For a start I’m not just calling him that because he passed me, although it did help. I have a suspicion that even if I’d failed, I’d have done it with a smile on my face. He just had that manner about him.
I went in to this test not knowing what to expect. Everyone kept telling me how nice he was, how he’d put me at my ease, how I’d be fine with him. So much so, in fact, that I’d started to get a little suspicious. Why was everyone quite so adamant about this?
Of course it didn’t help that I’d gotten down to the flight school really early and had pretty much all day to stew over this.
He’s doing a CPL test before me and running late. I’m pacing nervously up and down the two floors, alternating between last minute revision and joking with the various instructors who are flitting in and out.
Everyone has a friendly word of encouragement once they realise what I’m down here for, even more so when I tell them who my examiner is.
He’s running late but eventually we meet up. The CFI introducing us to each other. I hand over the plastic folder containing all the stuff he needs for me to be admitted to the flight test. We shake hands.
He tells me how things are going to go, that he needs to fill in some paperwork and then we’ll do the ground portion. He talks me through the stages of the flight test, the order we will do things in. As he talks I’m mildly amused to realise that he’s working off a checklist too, making sure he covers all the points about who is PIC etc. I’m not exactly relaxed but I am a little more at ease. He’s assured me that I can use him as a cockpit resource, if I need him to hold anything etc. He’s friendly and doing his best to break the ice. I’m kind of reminded of Bob. It is familiar, reassuring.
The ground portion is more of a discussion that a question and answer session. Due to the details of the planning scenario he has set me, it isn’t actually a flight I would attempt and I tell him so. He seems perfectly at ease with my reasoning and I wonder if he’s deliberately set it up as so. Maybe, just maybe I’ve passed the first hurdle by not getting lulled in to the “it is just about possible” trap.
He’s shrewd though, he can sense weaknesses.
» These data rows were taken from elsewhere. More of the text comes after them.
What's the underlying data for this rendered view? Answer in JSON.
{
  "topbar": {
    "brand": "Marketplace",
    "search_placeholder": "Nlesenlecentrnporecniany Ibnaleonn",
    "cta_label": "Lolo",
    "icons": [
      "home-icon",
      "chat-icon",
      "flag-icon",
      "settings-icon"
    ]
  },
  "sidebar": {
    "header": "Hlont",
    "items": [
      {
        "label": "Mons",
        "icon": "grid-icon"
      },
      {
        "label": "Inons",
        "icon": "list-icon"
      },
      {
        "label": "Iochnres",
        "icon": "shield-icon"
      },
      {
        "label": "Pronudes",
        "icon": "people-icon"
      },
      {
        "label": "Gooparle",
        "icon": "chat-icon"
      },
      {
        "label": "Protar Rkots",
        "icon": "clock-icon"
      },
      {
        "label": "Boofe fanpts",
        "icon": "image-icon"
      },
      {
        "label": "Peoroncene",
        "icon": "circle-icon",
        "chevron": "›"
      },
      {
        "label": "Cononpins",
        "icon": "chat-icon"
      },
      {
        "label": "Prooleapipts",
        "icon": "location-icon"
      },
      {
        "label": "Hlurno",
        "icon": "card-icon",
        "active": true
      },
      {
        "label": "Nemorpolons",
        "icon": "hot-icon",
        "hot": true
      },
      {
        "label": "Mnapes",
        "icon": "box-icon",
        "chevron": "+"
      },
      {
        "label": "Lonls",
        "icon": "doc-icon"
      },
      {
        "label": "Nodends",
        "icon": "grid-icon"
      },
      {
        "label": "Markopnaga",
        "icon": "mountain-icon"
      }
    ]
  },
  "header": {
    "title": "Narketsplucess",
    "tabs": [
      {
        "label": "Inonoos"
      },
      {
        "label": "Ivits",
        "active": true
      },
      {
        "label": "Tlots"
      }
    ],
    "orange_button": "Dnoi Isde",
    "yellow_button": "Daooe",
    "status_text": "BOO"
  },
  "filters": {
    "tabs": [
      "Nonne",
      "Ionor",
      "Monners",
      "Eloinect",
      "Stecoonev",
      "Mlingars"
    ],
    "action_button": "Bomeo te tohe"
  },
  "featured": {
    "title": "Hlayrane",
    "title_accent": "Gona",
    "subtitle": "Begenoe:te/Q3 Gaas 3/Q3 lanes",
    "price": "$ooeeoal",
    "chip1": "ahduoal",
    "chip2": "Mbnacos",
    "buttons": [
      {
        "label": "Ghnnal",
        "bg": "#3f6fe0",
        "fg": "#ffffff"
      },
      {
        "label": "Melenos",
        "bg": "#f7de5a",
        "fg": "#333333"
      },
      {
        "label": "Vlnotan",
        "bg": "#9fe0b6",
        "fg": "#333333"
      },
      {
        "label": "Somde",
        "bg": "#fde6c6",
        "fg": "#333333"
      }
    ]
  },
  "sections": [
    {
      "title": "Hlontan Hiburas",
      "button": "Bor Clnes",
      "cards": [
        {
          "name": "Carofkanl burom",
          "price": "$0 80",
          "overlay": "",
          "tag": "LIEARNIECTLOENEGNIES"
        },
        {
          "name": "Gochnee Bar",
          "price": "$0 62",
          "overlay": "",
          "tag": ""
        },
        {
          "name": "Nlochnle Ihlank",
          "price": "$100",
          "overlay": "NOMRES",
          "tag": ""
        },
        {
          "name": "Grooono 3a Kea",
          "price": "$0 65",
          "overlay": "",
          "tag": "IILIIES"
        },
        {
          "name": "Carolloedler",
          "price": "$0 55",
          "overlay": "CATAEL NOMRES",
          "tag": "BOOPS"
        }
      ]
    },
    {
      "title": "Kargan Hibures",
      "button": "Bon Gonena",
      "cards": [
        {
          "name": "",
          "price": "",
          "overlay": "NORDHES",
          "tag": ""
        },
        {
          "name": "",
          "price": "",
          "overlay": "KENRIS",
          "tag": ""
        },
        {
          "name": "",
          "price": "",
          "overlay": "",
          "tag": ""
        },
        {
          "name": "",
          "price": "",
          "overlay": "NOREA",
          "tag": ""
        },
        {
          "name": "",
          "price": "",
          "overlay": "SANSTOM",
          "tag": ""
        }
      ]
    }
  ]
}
He doesn’t allow me to BS my way through my cross country leg of the actual flight. I know I’m off track. I tell him so. I tell him that I’m going to wait until I’m abeam my first checkpoint before correcting. He doesn’t let me off that easily though, insisting that I do correct my heading appropriately before he’ll let me continue.
Throughout the flight though, he is reassuring. Each successful manoeuvre is met with a “good job!”
Even as we are coming back into the zone, he takes time to comment “well I’m liking what I see so far!”
This takes me by surprise a little, I’m worried that my altitude control has been sloppy beyond belief. Maybe I’m doing okay after all.
He has yet more surprises in store for me though. Just when I think we are done and am about to shut down the plane. He asks me “ So what if your engine was on fire now”
I know this one, Isolate the fuel, isolate the electrics and get the hell out of Dodge City. I tell him as much.
“So do it then….”
Blinking I realise that he wants me to actually pull the ICO and the fuel shut off valve. I do so. He stops me short of exiting the plane as I point out that I’d be taking the extinguisher with me.
He’s perceptive though; throughout the debrief I get the impression that he really gets me. He notes that although my power on stall was executed well (a 4!) he could tell it was obviously something that was difficult for me. He noted the extreme wing drop and that it could be unnerving but praised me for holding the ailerons neutral and noticed that I was quick on the rudder to recover it back. He also noticed how I find the controls heavy sometimes, again acknowledging that I compensate well by frequent trimming. He had some tips about future plane purchasing if I did find the 172 a little heavy at times.
Finally, and the thing I love him for the most I think, was that he complimented me on my use of the milk crates for my walkround. Calling it “highly professional”, rather than mocking me. I think it was the principle of recognising that you need a particular tool to do the job effectively and not caring how it makes you look that impressed him.
All in all, he made my flight test as close to a pleasurable experience as it was ever going to get. He really set the tone when his opening sentence after introducing himself was to thank me for giving him the opportunity to fly with me.